» **Prompt**: All entries must be repeated exactly; do not include the pictures.

(Records from a dataset)
----
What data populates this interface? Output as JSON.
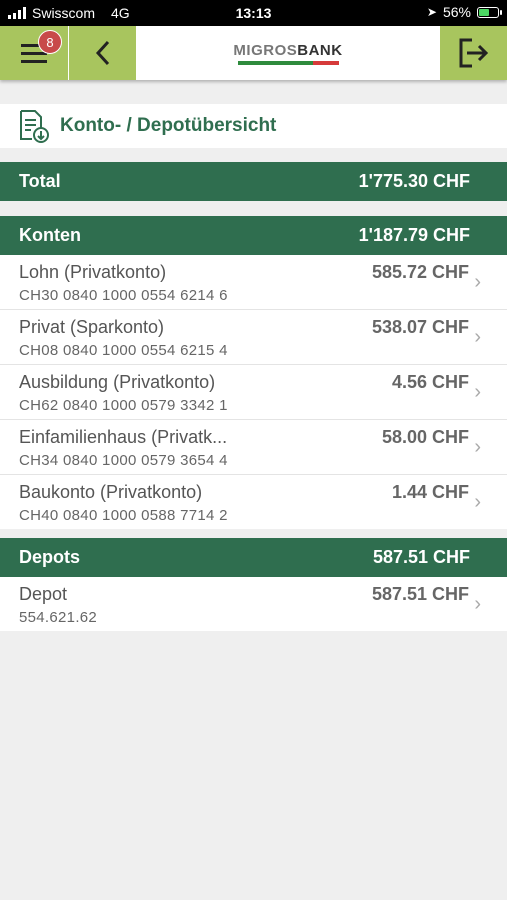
{
  "status": {
    "carrier": "Swisscom",
    "network": "4G",
    "time": "13:13",
    "battery": "56%",
    "battery_level": 0.56
  },
  "navbar": {
    "badge_count": "8",
    "logo_part1": "MIGROS",
    "logo_part2": "BANK"
  },
  "page": {
    "title": "Konto- / Depotübersicht"
  },
  "total": {
    "label": "Total",
    "value": "1'775.30 CHF"
  },
  "konten": {
    "label": "Konten",
    "value": "1'187.79 CHF",
    "items": [
      {
        "name": "Lohn (Privatkonto)",
        "iban": "CH30 0840 1000 0554 6214 6",
        "amount": "585.72 CHF"
      },
      {
        "name": "Privat (Sparkonto)",
        "iban": "CH08 0840 1000 0554 6215 4",
        "amount": "538.07 CHF"
      },
      {
        "name": "Ausbildung (Privatkonto)",
        "iban": "CH62 0840 1000 0579 3342 1",
        "amount": "4.56 CHF"
      },
      {
        "name": "Einfamilienhaus (Privatk...",
        "iban": "CH34 0840 1000 0579 3654 4",
        "amount": "58.00 CHF"
      },
      {
        "name": "Baukonto (Privatkonto)",
        "iban": "CH40 0840 1000 0588 7714 2",
        "amount": "1.44 CHF"
      }
    ]
  },
  "depots": {
    "label": "Depots",
    "value": "587.51 CHF",
    "items": [
      {
        "name": "Depot",
        "number": "554.621.62",
        "amount": "587.51 CHF"
      }
    ]
  },
  "colors": {
    "brand_green": "#2f6e4f",
    "nav_green": "#a8c55e",
    "badge_red": "#c84a4a"
  }
}
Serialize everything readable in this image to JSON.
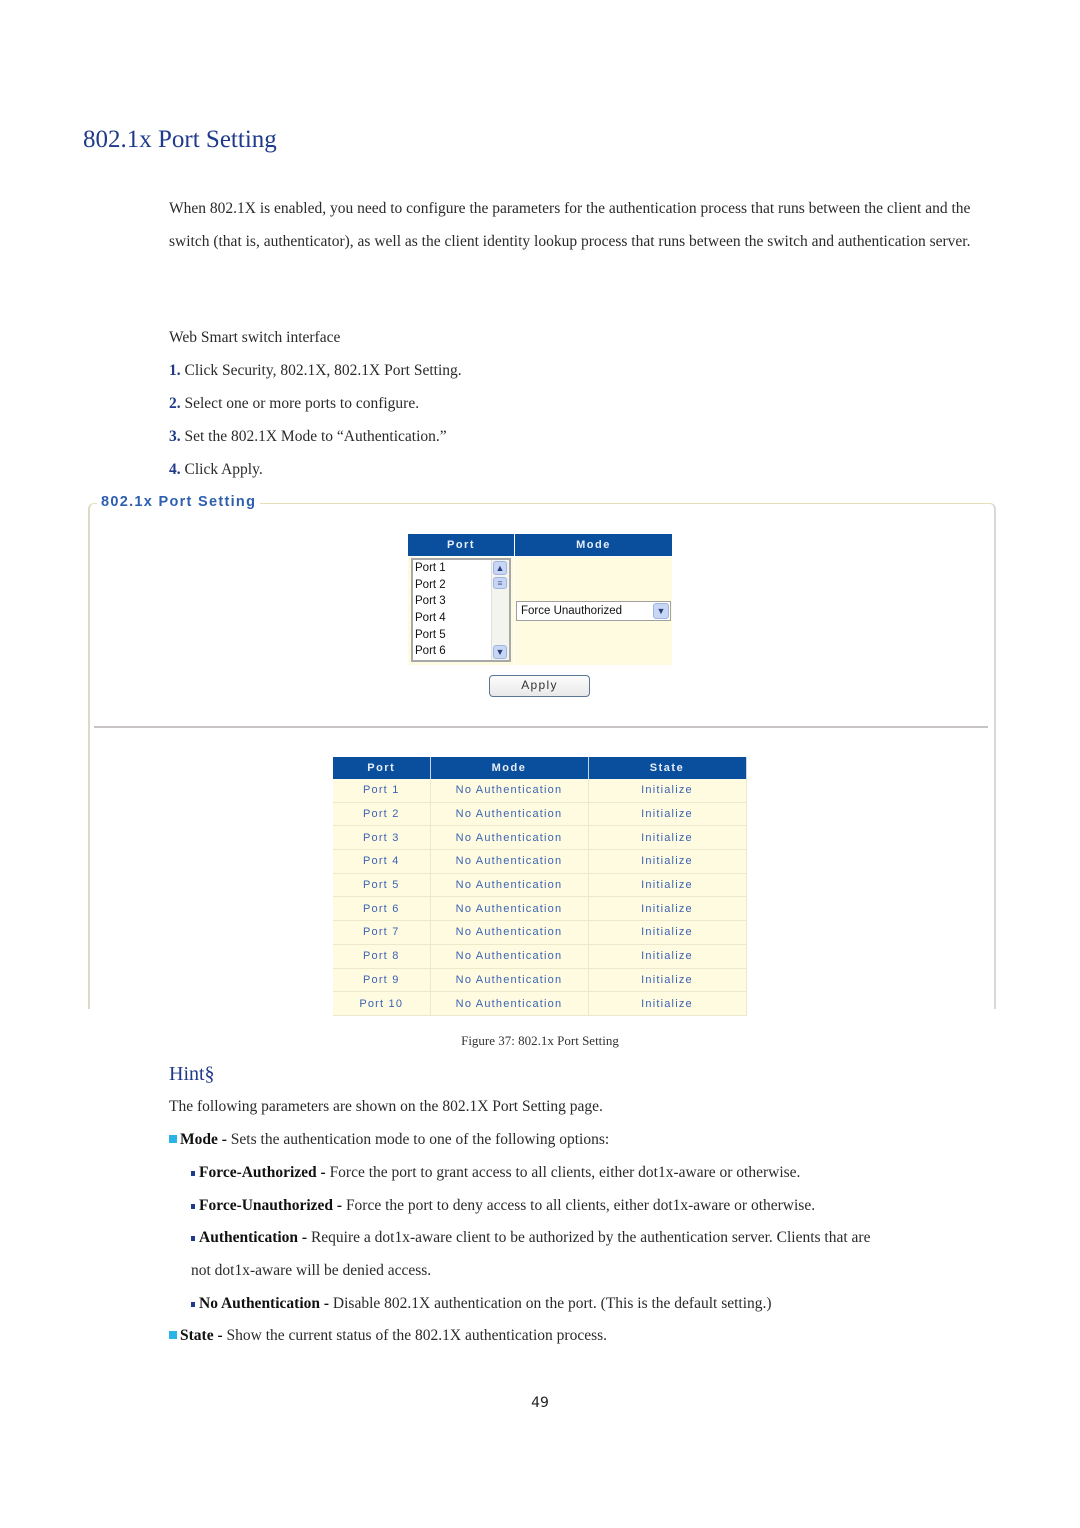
{
  "heading": "802.1x Port Setting",
  "intro": "When 802.1X is enabled, you need to configure the parameters for the authentication process that runs between the client and the switch (that is, authenticator), as well as the client identity lookup process that runs between the switch and authentication server.",
  "interface_label": "Web Smart switch interface",
  "steps": [
    {
      "num": "1.",
      "text": "Click Security, 802.1X, 802.1X Port Setting."
    },
    {
      "num": "2.",
      "text": "Select one or more ports to configure."
    },
    {
      "num": "3.",
      "text": "Set the 802.1X Mode to “Authentication.”"
    },
    {
      "num": "4.",
      "text": "Click Apply."
    }
  ],
  "screenshot": {
    "panel_title": "802.1x Port Setting",
    "config": {
      "headers": {
        "port": "Port",
        "mode": "Mode"
      },
      "port_list": [
        "Port 1",
        "Port 2",
        "Port 3",
        "Port 4",
        "Port 5",
        "Port 6"
      ],
      "mode_selected": "Force Unauthorized",
      "apply_label": "Apply"
    },
    "status_table": {
      "headers": [
        "Port",
        "Mode",
        "State"
      ],
      "rows": [
        [
          "Port 1",
          "No Authentication",
          "Initialize"
        ],
        [
          "Port 2",
          "No Authentication",
          "Initialize"
        ],
        [
          "Port 3",
          "No Authentication",
          "Initialize"
        ],
        [
          "Port 4",
          "No Authentication",
          "Initialize"
        ],
        [
          "Port 5",
          "No Authentication",
          "Initialize"
        ],
        [
          "Port 6",
          "No Authentication",
          "Initialize"
        ],
        [
          "Port 7",
          "No Authentication",
          "Initialize"
        ],
        [
          "Port 8",
          "No Authentication",
          "Initialize"
        ],
        [
          "Port 9",
          "No Authentication",
          "Initialize"
        ],
        [
          "Port 10",
          "No Authentication",
          "Initialize"
        ]
      ]
    }
  },
  "caption": "Figure 37: 802.1x Port Setting",
  "hint": {
    "title": "Hint§",
    "lead": "The following parameters are shown on the 802.1X Port Setting page.",
    "mode": {
      "term": "Mode - ",
      "desc": "Sets the authentication mode to one of the following options:"
    },
    "options": [
      {
        "term": "Force-Authorized - ",
        "desc": "Force the port to grant access to all clients, either dot1x-aware or otherwise."
      },
      {
        "term": "Force-Unauthorized - ",
        "desc": "Force the port to deny access to all clients, either dot1x-aware or otherwise."
      },
      {
        "term": "Authentication - ",
        "desc": "Require a dot1x-aware client to be authorized by the authentication server. Clients that are",
        "cont": "not dot1x-aware will be denied access."
      },
      {
        "term": "No Authentication - ",
        "desc": "Disable 802.1X authentication on the port. (This is the default setting.)"
      }
    ],
    "state": {
      "term": "State - ",
      "desc": "Show the current status of the 802.1X authentication process."
    }
  },
  "page_number": "49"
}
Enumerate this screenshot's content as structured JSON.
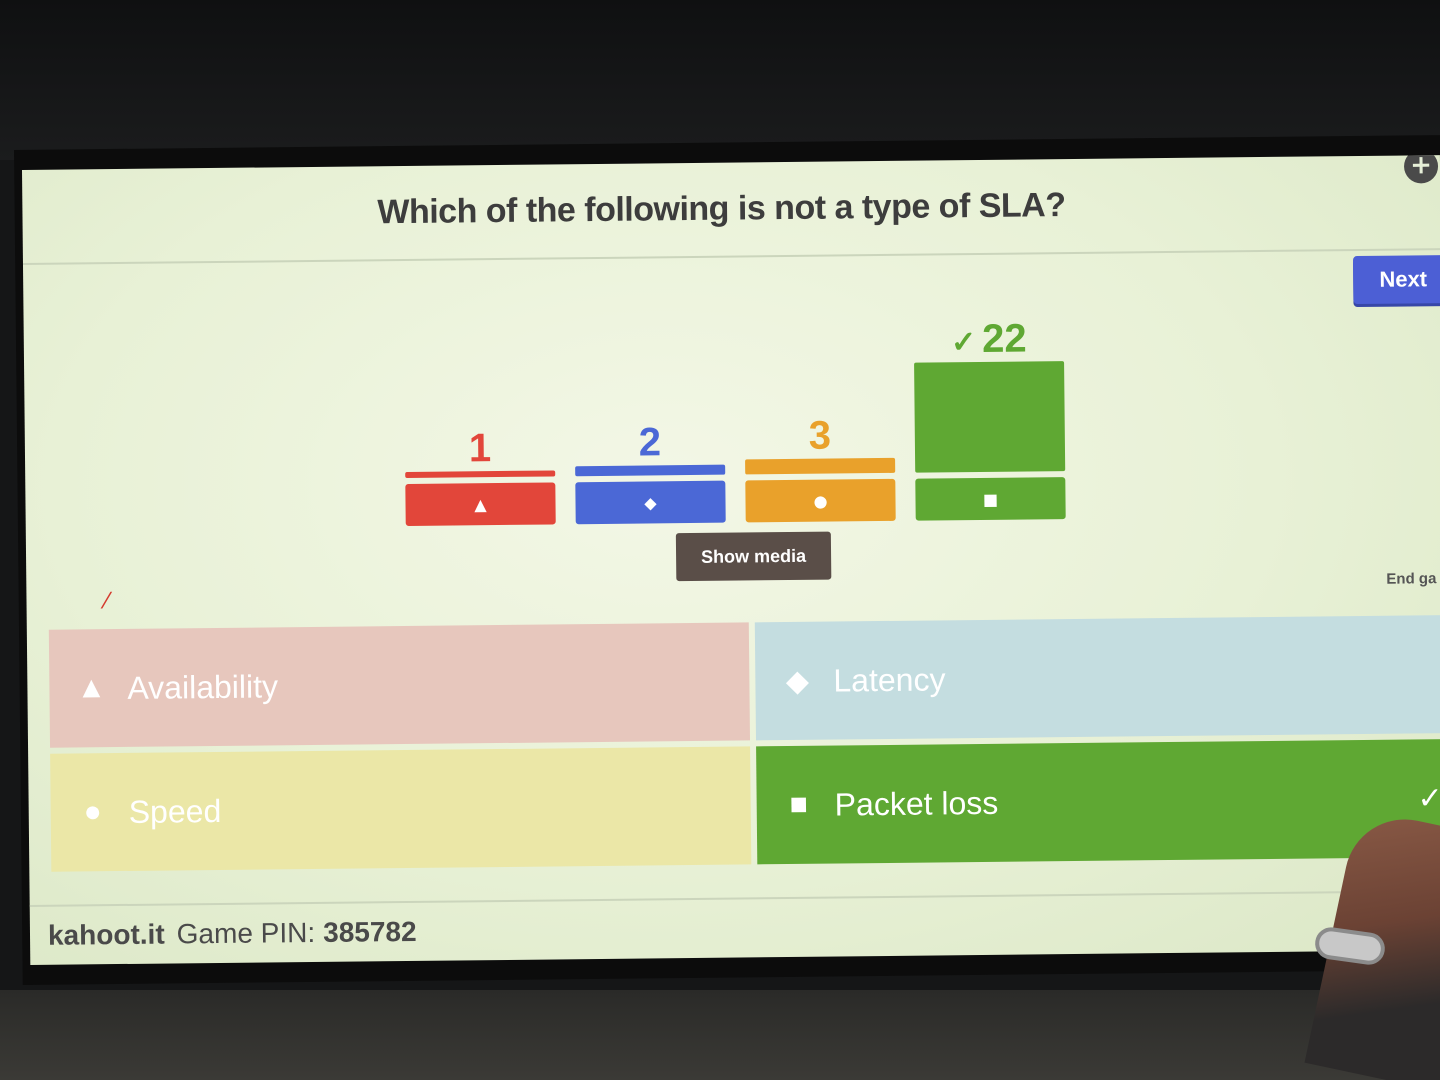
{
  "question": "Which of the following is not a type of SLA?",
  "controls": {
    "next_label": "Next",
    "end_game_label": "End ga",
    "show_media_label": "Show media"
  },
  "results": [
    {
      "shape": "triangle",
      "shape_glyph": "▲",
      "count": "1",
      "value": 1,
      "color": "#e2463a",
      "correct": false
    },
    {
      "shape": "diamond",
      "shape_glyph": "◆",
      "count": "2",
      "value": 2,
      "color": "#4b68d6",
      "correct": false
    },
    {
      "shape": "circle",
      "shape_glyph": "●",
      "count": "3",
      "value": 3,
      "color": "#e9a12b",
      "correct": false
    },
    {
      "shape": "square",
      "shape_glyph": "■",
      "count": "22",
      "value": 22,
      "color": "#5fa833",
      "correct": true
    }
  ],
  "check_glyph": "✓",
  "answers": [
    {
      "label": "Availability",
      "shape_glyph": "▲",
      "color": "#e7c7bd",
      "correct": false
    },
    {
      "label": "Latency",
      "shape_glyph": "◆",
      "color": "#c4dde0",
      "correct": false
    },
    {
      "label": "Speed",
      "shape_glyph": "●",
      "color": "#ebe7a7",
      "correct": false
    },
    {
      "label": "Packet loss",
      "shape_glyph": "■",
      "color": "#5fa833",
      "correct": true
    }
  ],
  "footer": {
    "brand": "kahoot.it",
    "pin_label": "Game PIN:",
    "pin": "385782"
  }
}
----
» **Result for this task**:
What data populates this interface? Output as JSON.
{
  "status": {
    "carrier": "Swisscom",
    "network": "4G",
    "time": "13:13",
    "battery": "56%",
    "battery_level": 0.56
  },
  "navbar": {
    "badge_count": "8",
    "logo_part1": "MIGROS",
    "logo_part2": "BANK"
  },
  "page": {
    "title": "Konto- / Depotübersicht"
  },
  "total": {
    "label": "Total",
    "value": "1'775.30 CHF"
  },
  "konten": {
    "label": "Konten",
    "value": "1'187.79 CHF",
    "items": [
      {
        "name": "Lohn (Privatkonto)",
        "iban": "CH30 0840 1000 0554 6214 6",
        "amount": "585.72 CHF"
      },
      {
        "name": "Privat (Sparkonto)",
        "iban": "CH08 0840 1000 0554 6215 4",
        "amount": "538.07 CHF"
      },
      {
        "name": "Ausbildung (Privatkonto)",
        "iban": "CH62 0840 1000 0579 3342 1",
        "amount": "4.56 CHF"
      },
      {
        "name": "Einfamilienhaus (Privatk...",
        "iban": "CH34 0840 1000 0579 3654 4",
        "amount": "58.00 CHF"
      },
      {
        "name": "Baukonto (Privatkonto)",
        "iban": "CH40 0840 1000 0588 7714 2",
        "amount": "1.44 CHF"
      }
    ]
  },
  "depots": {
    "label": "Depots",
    "value": "587.51 CHF",
    "items": [
      {
        "name": "Depot",
        "number": "554.621.62",
        "amount": "587.51 CHF"
      }
    ]
  },
  "colors": {
    "brand_green": "#2f6e4f",
    "nav_green": "#a8c55e",
    "badge_red": "#c84a4a"
  }
}
Serialize everything readable in this image to JSON.
{
  "heading": "802.1x Port Setting",
  "intro": "When 802.1X is enabled, you need to configure the parameters for the authentication process that runs between the client and the switch (that is, authenticator), as well as the client identity lookup process that runs between the switch and authentication server.",
  "interface_label": "Web Smart switch interface",
  "steps": [
    {
      "num": "1.",
      "text": "Click Security, 802.1X, 802.1X Port Setting."
    },
    {
      "num": "2.",
      "text": "Select one or more ports to configure."
    },
    {
      "num": "3.",
      "text": "Set the 802.1X Mode to “Authentication.”"
    },
    {
      "num": "4.",
      "text": "Click Apply."
    }
  ],
  "screenshot": {
    "panel_title": "802.1x Port Setting",
    "config": {
      "headers": {
        "port": "Port",
        "mode": "Mode"
      },
      "port_list": [
        "Port 1",
        "Port 2",
        "Port 3",
        "Port 4",
        "Port 5",
        "Port 6"
      ],
      "mode_selected": "Force Unauthorized",
      "apply_label": "Apply"
    },
    "status_table": {
      "headers": [
        "Port",
        "Mode",
        "State"
      ],
      "rows": [
        [
          "Port 1",
          "No Authentication",
          "Initialize"
        ],
        [
          "Port 2",
          "No Authentication",
          "Initialize"
        ],
        [
          "Port 3",
          "No Authentication",
          "Initialize"
        ],
        [
          "Port 4",
          "No Authentication",
          "Initialize"
        ],
        [
          "Port 5",
          "No Authentication",
          "Initialize"
        ],
        [
          "Port 6",
          "No Authentication",
          "Initialize"
        ],
        [
          "Port 7",
          "No Authentication",
          "Initialize"
        ],
        [
          "Port 8",
          "No Authentication",
          "Initialize"
        ],
        [
          "Port 9",
          "No Authentication",
          "Initialize"
        ],
        [
          "Port 10",
          "No Authentication",
          "Initialize"
        ]
      ]
    }
  },
  "caption": "Figure 37: 802.1x Port Setting",
  "hint": {
    "title": "Hint§",
    "lead": "The following parameters are shown on the 802.1X Port Setting page.",
    "mode": {
      "term": "Mode - ",
      "desc": "Sets the authentication mode to one of the following options:"
    },
    "options": [
      {
        "term": "Force-Authorized - ",
        "desc": "Force the port to grant access to all clients, either dot1x-aware or otherwise."
      },
      {
        "term": "Force-Unauthorized - ",
        "desc": "Force the port to deny access to all clients, either dot1x-aware or otherwise."
      },
      {
        "term": "Authentication - ",
        "desc": "Require a dot1x-aware client to be authorized by the authentication server. Clients that are",
        "cont": "not dot1x-aware will be denied access."
      },
      {
        "term": "No Authentication - ",
        "desc": "Disable 802.1X authentication on the port. (This is the default setting.)"
      }
    ],
    "state": {
      "term": "State - ",
      "desc": "Show the current status of the 802.1X authentication process."
    }
  },
  "page_number": "49"
}
Enumerate this screenshot's content as structured JSON.
{
  "question": "Which of the following is not a type of SLA?",
  "controls": {
    "next_label": "Next",
    "end_game_label": "End ga",
    "show_media_label": "Show media"
  },
  "results": [
    {
      "shape": "triangle",
      "shape_glyph": "▲",
      "count": "1",
      "value": 1,
      "color": "#e2463a",
      "correct": false
    },
    {
      "shape": "diamond",
      "shape_glyph": "◆",
      "count": "2",
      "value": 2,
      "color": "#4b68d6",
      "correct": false
    },
    {
      "shape": "circle",
      "shape_glyph": "●",
      "count": "3",
      "value": 3,
      "color": "#e9a12b",
      "correct": false
    },
    {
      "shape": "square",
      "shape_glyph": "■",
      "count": "22",
      "value": 22,
      "color": "#5fa833",
      "correct": true
    }
  ],
  "check_glyph": "✓",
  "answers": [
    {
      "label": "Availability",
      "shape_glyph": "▲",
      "color": "#e7c7bd",
      "correct": false
    },
    {
      "label": "Latency",
      "shape_glyph": "◆",
      "color": "#c4dde0",
      "correct": false
    },
    {
      "label": "Speed",
      "shape_glyph": "●",
      "color": "#ebe7a7",
      "correct": false
    },
    {
      "label": "Packet loss",
      "shape_glyph": "■",
      "color": "#5fa833",
      "correct": true
    }
  ],
  "footer": {
    "brand": "kahoot.it",
    "pin_label": "Game PIN:",
    "pin": "385782"
  }
}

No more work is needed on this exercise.